Turkish President Recep Tayyip Erdogan has caused a stir by opening a mega hospital in Ankara that covers an area as big as 100 football pitches or more.
Brickbats quickly flew from critics who complained that the sheer size of Ankara City Hospital—built at a cost of around a billion euros and boasting some 3,810 beds—will cause logistical problems and complicate efforts in combatting the spread of infections. Where protecting the health of Turkey’s 81mn people is concerned, the Erdogan administration is already in difficulties because the severe devaluation of the Turkish lira has forced up the cost of imported medicines, leading to shortages in pharmacies.
Ankara City Hospital is one of the world’s largest hospitals and the latest manifestation of the populist president’s ostentatious and longstanding commitment to mega infrastructure projects. Voters in Ankara will on March 31 take part in Turkey's local elections. Erdogan's AKP party faces a battle to hold on to control of the capital amid the recession-hit country's economic hardship.
Erdogan responded to the incoming fire over the giant hospital by saying that those opposed to such urban health facilities were against all major projects built by his governments during his 16 years in power. “They come out against bridges, highways, tunnels, airports, high-speed train lines, hospitals and schools, but they are the ones who use them the most,” he remarked in a speech at a ceremony to mark the hospital’s opening, Reuters reported.
$12bn airport, $16bn canal
Istanbul’s new $12bn mega airport, which officials are determined to make the world’s busiest airport, is scheduled to open fully next month, towards four months behind schedule. Turkey is also planning to build a $16bn canal that will turn the western side of Istanbul into an island, even though some experts say it will be of limited use to shipping.
Ankara City Hospital contractor CCN Holding secured a €890mn financing loan for the mega hospital project. The government has signed to pay rent on the hospital for 25 years.

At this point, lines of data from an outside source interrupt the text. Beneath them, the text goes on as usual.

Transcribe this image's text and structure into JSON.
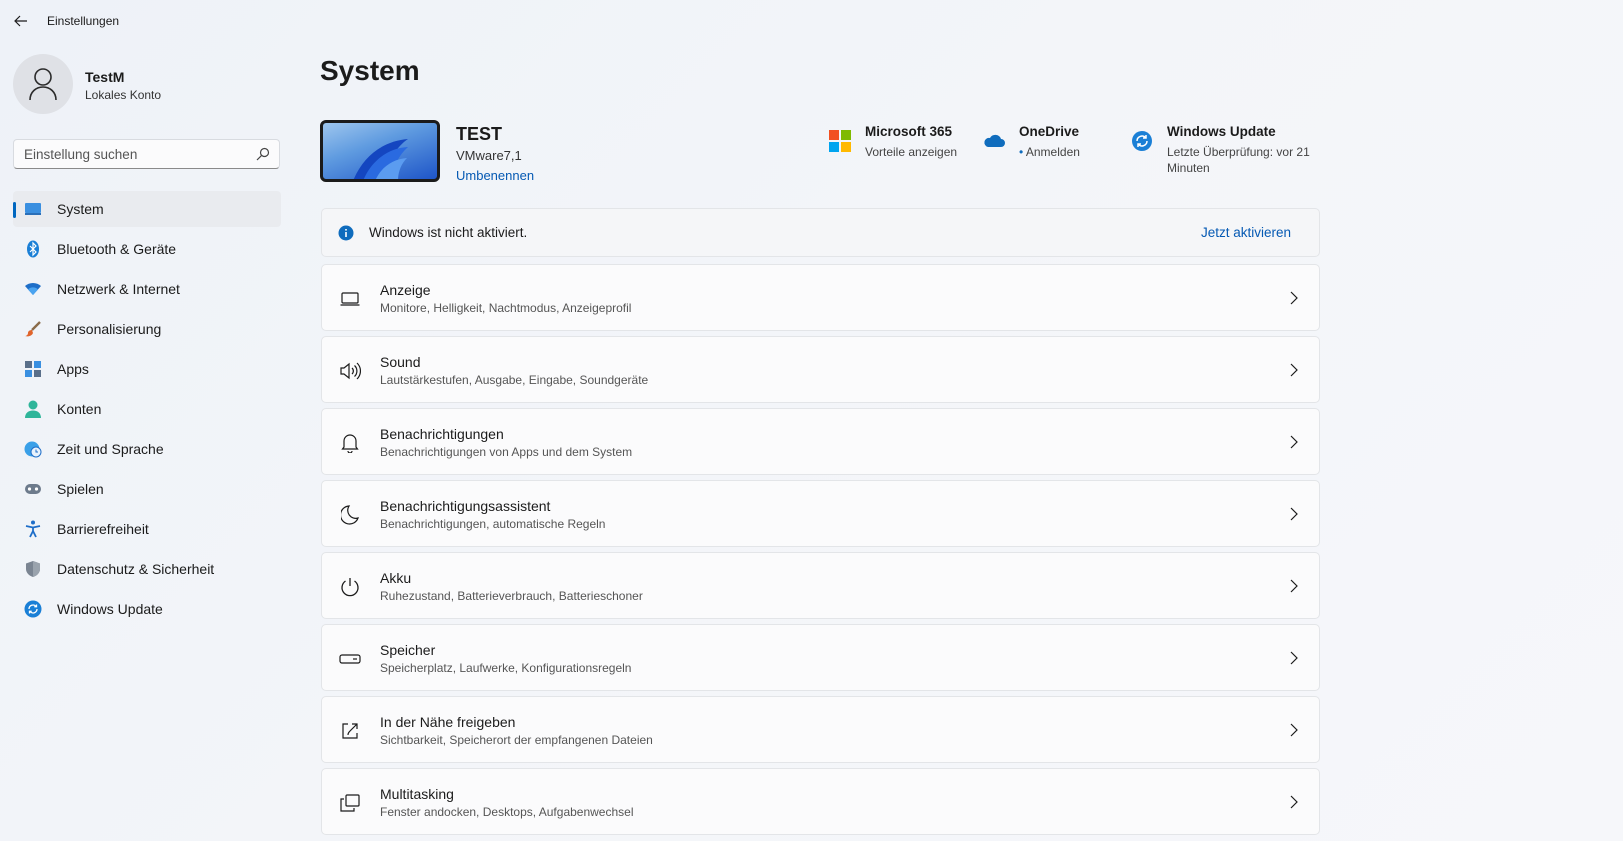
{
  "window": {
    "title": "Einstellungen"
  },
  "user": {
    "name": "TestM",
    "account_type": "Lokales Konto"
  },
  "search": {
    "placeholder": "Einstellung suchen",
    "value": ""
  },
  "nav": {
    "items": [
      {
        "label": "System",
        "icon": "system-icon",
        "active": true
      },
      {
        "label": "Bluetooth & Geräte",
        "icon": "bluetooth-icon"
      },
      {
        "label": "Netzwerk & Internet",
        "icon": "wifi-icon"
      },
      {
        "label": "Personalisierung",
        "icon": "brush-icon"
      },
      {
        "label": "Apps",
        "icon": "apps-icon"
      },
      {
        "label": "Konten",
        "icon": "account-icon"
      },
      {
        "label": "Zeit und Sprache",
        "icon": "globe-clock-icon"
      },
      {
        "label": "Spielen",
        "icon": "gamepad-icon"
      },
      {
        "label": "Barrierefreiheit",
        "icon": "accessibility-icon"
      },
      {
        "label": "Datenschutz & Sicherheit",
        "icon": "shield-icon"
      },
      {
        "label": "Windows Update",
        "icon": "update-icon"
      }
    ]
  },
  "main": {
    "title": "System",
    "device": {
      "name": "TEST",
      "model": "VMware7,1",
      "rename_label": "Umbenennen"
    },
    "quick_links": [
      {
        "title": "Microsoft 365",
        "subtitle": "Vorteile anzeigen",
        "icon": "microsoft-logo-icon"
      },
      {
        "title": "OneDrive",
        "subtitle": "Anmelden",
        "icon": "onedrive-cloud-icon"
      },
      {
        "title": "Windows Update",
        "subtitle_line1": "Letzte Überprüfung: vor 21",
        "subtitle_line2": "Minuten",
        "icon": "update-icon"
      }
    ],
    "activation": {
      "text": "Windows ist nicht aktiviert.",
      "action": "Jetzt aktivieren"
    },
    "cards": [
      {
        "title": "Anzeige",
        "subtitle": "Monitore, Helligkeit, Nachtmodus, Anzeigeprofil",
        "icon": "display-icon"
      },
      {
        "title": "Sound",
        "subtitle": "Lautstärkestufen, Ausgabe, Eingabe, Soundgeräte",
        "icon": "speaker-icon"
      },
      {
        "title": "Benachrichtigungen",
        "subtitle": "Benachrichtigungen von Apps und dem System",
        "icon": "bell-icon"
      },
      {
        "title": "Benachrichtigungsassistent",
        "subtitle": "Benachrichtigungen, automatische Regeln",
        "icon": "moon-icon"
      },
      {
        "title": "Akku",
        "subtitle": "Ruhezustand, Batterieverbrauch, Batterieschoner",
        "icon": "power-icon"
      },
      {
        "title": "Speicher",
        "subtitle": "Speicherplatz, Laufwerke, Konfigurationsregeln",
        "icon": "storage-drive-icon"
      },
      {
        "title": "In der Nähe freigeben",
        "subtitle": "Sichtbarkeit, Speicherort der empfangenen Dateien",
        "icon": "share-icon"
      },
      {
        "title": "Multitasking",
        "subtitle": "Fenster andocken, Desktops, Aufgabenwechsel",
        "icon": "multitasking-icon"
      }
    ]
  },
  "colors": {
    "accent": "#0067c0",
    "link": "#0559b3",
    "background": "#f3f5f9"
  }
}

Critics have said the hospital’s size will make it harder to control the spread of infections while distances within the complex will be detrimental to patient service and the work of medical staff.
The Turkish Medical Association (TTB) said it wrote to the health ministry detailing concerns but had not yet received a response.
“Not cost effective”
“It has been proven in research conducted across the world that central hospitals are not cost effective and that they impact public health quite negatively,” TTB head Sinan Adiyaman told Reuters.
Adiyaman added that the size and location of Ankara City Hospital also meant problems were in store for traffic. It is located on one of the capital’s largest and most used roads.
European cities now prefer building several smaller hospitals rather than a single large one and the PPP business model used for the new hospital has largely been abandoned, Adiyaman said, adding that it was impossible for the government to make a short or long-term profit from the new hospitals.
“You need to organise, plan these very carefully, shift things around to find the right way. These aren’t things you do while looking out for some populist, political benefits. Health is a very serious issue,” Adiyaman said.
One employee at the Ankara City Hospital was quoted by the news agency as saying the hospital, located in the Bilkent neighbourhood, was opened to patients last month despite construction still being under way in several parts of the complex.
“We are struggling to get to everything at the moment, so I don’t know how we will manage to do so when it’s functioning at full capacity,” the employee said.